(Dataset rows for apps and sites)

◇ ◇ ◇ ◇ ◇ ◇ ◇

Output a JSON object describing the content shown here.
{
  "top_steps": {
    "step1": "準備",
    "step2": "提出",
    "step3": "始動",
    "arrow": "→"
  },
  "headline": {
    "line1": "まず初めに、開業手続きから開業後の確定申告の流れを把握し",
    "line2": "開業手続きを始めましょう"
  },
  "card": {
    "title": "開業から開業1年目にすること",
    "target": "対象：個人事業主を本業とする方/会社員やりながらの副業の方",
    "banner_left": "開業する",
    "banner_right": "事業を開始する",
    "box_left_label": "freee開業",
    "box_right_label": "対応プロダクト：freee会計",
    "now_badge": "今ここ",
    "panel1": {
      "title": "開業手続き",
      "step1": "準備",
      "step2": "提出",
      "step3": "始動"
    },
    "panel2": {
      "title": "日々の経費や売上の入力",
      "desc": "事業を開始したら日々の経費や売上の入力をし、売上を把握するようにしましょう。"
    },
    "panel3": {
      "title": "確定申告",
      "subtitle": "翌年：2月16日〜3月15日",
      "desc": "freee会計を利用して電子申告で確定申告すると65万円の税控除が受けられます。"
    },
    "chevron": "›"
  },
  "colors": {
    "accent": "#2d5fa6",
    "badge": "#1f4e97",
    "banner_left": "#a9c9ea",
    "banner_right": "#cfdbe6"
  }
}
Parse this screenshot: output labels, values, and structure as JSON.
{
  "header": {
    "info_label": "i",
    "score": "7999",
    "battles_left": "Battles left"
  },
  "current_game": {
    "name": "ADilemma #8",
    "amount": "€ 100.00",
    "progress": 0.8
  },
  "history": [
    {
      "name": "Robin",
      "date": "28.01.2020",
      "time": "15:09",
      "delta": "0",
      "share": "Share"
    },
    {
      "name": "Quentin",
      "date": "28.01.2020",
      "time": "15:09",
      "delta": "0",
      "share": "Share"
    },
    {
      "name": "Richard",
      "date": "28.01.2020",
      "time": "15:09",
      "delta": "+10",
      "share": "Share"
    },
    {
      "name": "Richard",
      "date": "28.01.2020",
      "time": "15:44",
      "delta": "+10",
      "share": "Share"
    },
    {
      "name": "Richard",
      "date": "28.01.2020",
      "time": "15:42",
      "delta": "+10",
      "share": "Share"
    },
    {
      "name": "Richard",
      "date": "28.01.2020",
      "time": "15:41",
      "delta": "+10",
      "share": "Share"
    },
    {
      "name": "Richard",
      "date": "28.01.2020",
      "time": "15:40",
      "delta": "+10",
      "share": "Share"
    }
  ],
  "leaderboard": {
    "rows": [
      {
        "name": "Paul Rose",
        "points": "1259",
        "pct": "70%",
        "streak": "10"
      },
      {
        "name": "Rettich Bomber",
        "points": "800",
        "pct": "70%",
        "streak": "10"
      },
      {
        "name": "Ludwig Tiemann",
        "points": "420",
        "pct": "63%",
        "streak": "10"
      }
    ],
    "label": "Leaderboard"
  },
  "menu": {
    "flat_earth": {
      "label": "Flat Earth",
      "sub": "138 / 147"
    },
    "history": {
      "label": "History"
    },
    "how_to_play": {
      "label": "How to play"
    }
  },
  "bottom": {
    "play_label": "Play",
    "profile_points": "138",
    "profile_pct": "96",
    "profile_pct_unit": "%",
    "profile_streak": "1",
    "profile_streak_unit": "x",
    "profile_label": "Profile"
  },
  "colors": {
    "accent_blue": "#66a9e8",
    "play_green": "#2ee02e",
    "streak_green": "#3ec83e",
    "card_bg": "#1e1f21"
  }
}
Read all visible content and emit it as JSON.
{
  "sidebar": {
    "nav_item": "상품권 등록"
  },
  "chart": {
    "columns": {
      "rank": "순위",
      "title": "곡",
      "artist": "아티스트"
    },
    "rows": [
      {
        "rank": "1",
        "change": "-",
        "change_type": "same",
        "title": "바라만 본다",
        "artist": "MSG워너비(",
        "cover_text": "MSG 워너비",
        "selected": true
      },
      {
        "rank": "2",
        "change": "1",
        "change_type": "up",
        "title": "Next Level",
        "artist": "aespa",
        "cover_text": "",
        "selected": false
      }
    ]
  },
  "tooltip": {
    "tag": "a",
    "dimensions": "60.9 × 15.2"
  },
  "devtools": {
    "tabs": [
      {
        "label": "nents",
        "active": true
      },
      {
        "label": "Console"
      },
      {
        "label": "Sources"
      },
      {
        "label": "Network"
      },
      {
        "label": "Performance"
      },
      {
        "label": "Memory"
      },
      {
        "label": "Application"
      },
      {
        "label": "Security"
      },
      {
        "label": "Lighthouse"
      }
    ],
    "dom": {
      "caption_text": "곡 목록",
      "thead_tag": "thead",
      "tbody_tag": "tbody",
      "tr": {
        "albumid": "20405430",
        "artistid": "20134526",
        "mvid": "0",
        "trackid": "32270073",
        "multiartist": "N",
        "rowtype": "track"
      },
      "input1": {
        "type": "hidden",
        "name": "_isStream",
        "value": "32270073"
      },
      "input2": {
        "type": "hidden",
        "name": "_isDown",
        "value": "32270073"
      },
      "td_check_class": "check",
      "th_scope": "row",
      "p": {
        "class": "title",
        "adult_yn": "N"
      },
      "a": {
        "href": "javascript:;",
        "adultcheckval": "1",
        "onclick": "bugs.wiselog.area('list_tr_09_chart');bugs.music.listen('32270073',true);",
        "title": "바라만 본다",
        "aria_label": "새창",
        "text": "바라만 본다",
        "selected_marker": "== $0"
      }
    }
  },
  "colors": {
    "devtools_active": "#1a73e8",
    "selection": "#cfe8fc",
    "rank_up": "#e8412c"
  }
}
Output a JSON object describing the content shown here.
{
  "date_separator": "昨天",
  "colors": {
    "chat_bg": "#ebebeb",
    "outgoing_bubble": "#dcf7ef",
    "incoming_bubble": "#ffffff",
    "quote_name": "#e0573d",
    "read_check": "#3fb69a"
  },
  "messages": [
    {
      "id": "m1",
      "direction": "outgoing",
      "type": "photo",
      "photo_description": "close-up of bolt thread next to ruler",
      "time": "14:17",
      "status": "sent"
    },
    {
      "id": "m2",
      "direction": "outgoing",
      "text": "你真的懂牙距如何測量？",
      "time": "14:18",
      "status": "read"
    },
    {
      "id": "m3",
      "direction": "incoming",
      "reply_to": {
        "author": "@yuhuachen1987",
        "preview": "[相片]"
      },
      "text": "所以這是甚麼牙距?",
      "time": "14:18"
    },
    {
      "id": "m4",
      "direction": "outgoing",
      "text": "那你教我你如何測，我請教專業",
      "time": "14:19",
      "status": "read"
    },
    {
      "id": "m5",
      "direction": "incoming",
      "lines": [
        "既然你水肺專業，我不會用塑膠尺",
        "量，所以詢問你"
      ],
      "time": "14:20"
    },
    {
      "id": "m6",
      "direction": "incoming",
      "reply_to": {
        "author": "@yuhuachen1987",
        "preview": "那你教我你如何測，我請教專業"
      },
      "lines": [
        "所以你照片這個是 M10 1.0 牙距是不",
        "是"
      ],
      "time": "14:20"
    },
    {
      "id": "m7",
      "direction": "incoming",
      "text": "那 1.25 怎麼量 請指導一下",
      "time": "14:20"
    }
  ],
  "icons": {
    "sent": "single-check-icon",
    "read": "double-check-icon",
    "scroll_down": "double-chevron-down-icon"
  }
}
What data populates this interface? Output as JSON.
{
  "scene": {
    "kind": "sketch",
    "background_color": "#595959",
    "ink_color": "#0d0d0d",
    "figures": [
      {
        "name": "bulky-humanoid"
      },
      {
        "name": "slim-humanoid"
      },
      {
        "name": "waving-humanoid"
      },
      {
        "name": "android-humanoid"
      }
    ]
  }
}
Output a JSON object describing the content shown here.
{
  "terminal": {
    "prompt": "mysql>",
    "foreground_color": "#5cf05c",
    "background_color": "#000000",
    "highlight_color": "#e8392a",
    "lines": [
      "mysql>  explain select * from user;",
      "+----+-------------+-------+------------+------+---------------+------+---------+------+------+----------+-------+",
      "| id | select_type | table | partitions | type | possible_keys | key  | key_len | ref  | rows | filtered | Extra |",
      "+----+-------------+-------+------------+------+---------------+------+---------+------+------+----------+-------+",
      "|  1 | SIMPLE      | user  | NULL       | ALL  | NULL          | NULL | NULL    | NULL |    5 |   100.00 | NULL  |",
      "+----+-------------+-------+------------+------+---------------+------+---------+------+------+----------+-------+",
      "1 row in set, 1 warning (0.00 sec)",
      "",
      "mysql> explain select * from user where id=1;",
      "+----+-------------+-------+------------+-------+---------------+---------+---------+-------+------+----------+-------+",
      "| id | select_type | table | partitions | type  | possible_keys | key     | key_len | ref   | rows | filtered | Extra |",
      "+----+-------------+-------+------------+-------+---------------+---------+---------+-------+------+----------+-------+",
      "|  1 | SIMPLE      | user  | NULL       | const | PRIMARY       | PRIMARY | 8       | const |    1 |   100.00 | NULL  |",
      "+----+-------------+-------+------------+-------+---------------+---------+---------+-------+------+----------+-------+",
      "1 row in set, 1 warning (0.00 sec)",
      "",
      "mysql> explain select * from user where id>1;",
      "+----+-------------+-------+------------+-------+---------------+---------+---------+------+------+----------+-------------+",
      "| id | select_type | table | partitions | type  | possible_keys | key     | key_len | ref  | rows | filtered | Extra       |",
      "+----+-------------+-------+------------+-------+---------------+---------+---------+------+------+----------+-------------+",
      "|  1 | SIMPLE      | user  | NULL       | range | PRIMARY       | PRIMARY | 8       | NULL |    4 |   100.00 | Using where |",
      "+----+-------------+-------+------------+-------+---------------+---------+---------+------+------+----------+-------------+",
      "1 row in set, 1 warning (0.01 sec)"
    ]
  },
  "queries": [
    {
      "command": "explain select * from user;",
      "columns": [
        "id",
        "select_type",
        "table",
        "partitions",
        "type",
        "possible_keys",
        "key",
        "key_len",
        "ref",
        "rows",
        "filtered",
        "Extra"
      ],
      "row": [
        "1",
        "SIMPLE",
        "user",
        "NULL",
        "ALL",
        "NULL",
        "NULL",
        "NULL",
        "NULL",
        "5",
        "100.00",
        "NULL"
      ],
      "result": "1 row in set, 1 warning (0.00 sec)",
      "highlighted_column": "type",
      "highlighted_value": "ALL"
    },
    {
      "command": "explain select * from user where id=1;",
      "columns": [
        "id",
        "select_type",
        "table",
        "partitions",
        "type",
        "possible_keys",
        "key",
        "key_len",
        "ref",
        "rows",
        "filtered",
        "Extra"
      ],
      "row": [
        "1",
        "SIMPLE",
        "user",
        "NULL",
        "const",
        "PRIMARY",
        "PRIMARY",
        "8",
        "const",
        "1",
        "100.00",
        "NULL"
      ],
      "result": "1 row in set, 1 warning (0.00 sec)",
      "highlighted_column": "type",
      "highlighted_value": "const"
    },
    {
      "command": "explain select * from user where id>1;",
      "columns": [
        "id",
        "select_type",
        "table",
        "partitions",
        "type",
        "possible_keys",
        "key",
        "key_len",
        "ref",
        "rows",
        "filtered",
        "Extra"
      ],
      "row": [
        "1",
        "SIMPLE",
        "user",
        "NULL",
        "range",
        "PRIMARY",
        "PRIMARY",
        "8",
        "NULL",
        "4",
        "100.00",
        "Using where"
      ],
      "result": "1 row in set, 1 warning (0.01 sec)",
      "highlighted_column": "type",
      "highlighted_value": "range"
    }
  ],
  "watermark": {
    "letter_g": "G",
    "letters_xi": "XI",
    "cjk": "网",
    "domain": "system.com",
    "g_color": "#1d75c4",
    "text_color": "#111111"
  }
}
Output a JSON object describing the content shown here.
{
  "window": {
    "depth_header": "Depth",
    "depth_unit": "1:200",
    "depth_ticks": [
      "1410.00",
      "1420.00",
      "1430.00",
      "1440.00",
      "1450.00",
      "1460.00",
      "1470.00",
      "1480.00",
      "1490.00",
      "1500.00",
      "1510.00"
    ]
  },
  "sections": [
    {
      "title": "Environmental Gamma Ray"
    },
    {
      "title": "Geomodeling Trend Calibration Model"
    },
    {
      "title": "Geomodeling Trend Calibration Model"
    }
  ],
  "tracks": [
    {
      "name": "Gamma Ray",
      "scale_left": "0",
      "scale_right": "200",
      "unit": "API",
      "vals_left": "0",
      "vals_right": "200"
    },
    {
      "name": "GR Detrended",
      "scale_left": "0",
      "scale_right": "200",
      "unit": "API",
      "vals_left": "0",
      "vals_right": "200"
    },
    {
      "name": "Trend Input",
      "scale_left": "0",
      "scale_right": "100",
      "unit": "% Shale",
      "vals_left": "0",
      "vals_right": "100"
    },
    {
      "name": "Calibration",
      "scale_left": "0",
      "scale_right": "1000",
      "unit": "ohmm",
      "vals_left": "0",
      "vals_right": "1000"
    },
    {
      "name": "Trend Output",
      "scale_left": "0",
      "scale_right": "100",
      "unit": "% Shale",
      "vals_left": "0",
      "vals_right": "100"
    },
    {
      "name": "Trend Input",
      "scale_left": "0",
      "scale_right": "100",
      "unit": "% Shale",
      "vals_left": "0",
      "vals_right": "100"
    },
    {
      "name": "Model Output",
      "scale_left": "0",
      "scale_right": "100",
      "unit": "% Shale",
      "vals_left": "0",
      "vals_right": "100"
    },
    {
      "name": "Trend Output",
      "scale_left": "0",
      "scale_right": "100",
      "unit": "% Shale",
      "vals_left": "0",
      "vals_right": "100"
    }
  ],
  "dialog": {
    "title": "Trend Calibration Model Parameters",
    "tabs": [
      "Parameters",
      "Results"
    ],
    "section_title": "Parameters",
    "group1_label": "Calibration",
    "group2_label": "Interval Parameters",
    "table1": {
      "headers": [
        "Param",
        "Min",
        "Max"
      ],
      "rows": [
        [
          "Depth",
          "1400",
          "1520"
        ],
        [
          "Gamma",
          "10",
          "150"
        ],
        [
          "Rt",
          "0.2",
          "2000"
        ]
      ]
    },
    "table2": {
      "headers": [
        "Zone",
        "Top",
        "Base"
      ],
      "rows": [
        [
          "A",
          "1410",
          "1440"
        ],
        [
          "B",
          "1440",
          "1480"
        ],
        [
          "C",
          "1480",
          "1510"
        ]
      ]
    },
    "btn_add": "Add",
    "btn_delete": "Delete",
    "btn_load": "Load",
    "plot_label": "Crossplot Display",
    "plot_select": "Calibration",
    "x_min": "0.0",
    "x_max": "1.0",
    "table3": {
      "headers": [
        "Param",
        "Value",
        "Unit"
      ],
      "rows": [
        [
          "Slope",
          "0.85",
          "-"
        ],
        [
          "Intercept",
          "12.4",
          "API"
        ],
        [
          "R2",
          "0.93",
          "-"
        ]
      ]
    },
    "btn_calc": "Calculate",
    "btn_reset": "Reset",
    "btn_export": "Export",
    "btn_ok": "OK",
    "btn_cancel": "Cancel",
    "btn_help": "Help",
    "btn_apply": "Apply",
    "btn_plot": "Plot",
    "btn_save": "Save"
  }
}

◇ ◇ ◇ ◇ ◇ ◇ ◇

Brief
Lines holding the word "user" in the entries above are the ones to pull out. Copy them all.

Task response
      "mysql>  explain select * from user;",
      "|  1 | SIMPLE      | user  | NULL       | ALL  | NULL          | NULL | NULL    | NULL |    5 |   100.00 | NULL  |",
      "mysql> explain select * from user where id=1;",
      "|  1 | SIMPLE      | user  | NULL       | const | PRIMARY       | PRIMARY | 8       | const |    1 |   100.00 | NULL  |",
      "mysql> explain select * from user where id>1;",
      "|  1 | SIMPLE      | user  | NULL       | range | PRIMARY       | PRIMARY | 8       | NULL |    4 |   100.00 | Using where |",
      "command": "explain select * from user;",
        "user",
      "command": "explain select * from user where id=1;",
        "user",
      "command": "explain select * from user where id>1;",
        "user",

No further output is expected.